[MATERIAL PROVIDED Boundary: Start]

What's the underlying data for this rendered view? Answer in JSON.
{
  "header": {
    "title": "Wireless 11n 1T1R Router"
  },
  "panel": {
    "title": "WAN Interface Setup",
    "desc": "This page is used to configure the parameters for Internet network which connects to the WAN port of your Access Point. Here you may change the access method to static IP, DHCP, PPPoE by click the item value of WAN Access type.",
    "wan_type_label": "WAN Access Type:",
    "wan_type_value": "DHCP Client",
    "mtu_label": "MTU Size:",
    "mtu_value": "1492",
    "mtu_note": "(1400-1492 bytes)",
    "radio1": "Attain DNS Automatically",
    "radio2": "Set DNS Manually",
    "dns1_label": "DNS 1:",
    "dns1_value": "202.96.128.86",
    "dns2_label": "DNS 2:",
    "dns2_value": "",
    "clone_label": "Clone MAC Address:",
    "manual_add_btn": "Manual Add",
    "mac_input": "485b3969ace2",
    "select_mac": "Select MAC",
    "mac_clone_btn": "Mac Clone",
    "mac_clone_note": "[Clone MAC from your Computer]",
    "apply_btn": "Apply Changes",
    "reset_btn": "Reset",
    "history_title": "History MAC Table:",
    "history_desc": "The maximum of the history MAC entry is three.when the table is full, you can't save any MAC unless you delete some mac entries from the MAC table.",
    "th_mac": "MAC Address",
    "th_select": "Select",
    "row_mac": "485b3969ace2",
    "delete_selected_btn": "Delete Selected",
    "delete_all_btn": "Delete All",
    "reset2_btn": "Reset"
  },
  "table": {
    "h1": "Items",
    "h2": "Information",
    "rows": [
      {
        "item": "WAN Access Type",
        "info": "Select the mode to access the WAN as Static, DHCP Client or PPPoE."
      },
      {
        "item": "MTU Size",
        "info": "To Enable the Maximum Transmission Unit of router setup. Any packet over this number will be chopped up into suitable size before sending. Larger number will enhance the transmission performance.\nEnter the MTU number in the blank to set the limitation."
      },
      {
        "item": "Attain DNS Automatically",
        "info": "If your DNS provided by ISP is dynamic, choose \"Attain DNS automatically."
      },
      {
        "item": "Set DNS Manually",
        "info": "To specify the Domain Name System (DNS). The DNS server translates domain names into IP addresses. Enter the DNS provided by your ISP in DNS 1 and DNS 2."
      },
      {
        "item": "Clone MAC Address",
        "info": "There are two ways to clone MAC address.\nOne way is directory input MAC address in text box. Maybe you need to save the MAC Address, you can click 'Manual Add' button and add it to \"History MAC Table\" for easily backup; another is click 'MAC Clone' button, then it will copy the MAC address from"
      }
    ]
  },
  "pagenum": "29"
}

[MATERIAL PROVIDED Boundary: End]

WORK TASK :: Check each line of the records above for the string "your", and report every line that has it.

WRITTEN SOLUTION ::
    "desc": "This page is used to configure the parameters for Internet network which connects to the WAN port of your Access Point. Here you may change the access method to static IP, DHCP, PPPoE by click the item value of WAN Access type.",
    "mac_clone_note": "[Clone MAC from your Computer]",
        "info": "If your DNS provided by ISP is dynamic, choose \"Attain DNS automatically."
        "info": "To specify the Domain Name System (DNS). The DNS server translates domain names into IP addresses. Enter the DNS provided by your ISP in DNS 1 and DNS 2."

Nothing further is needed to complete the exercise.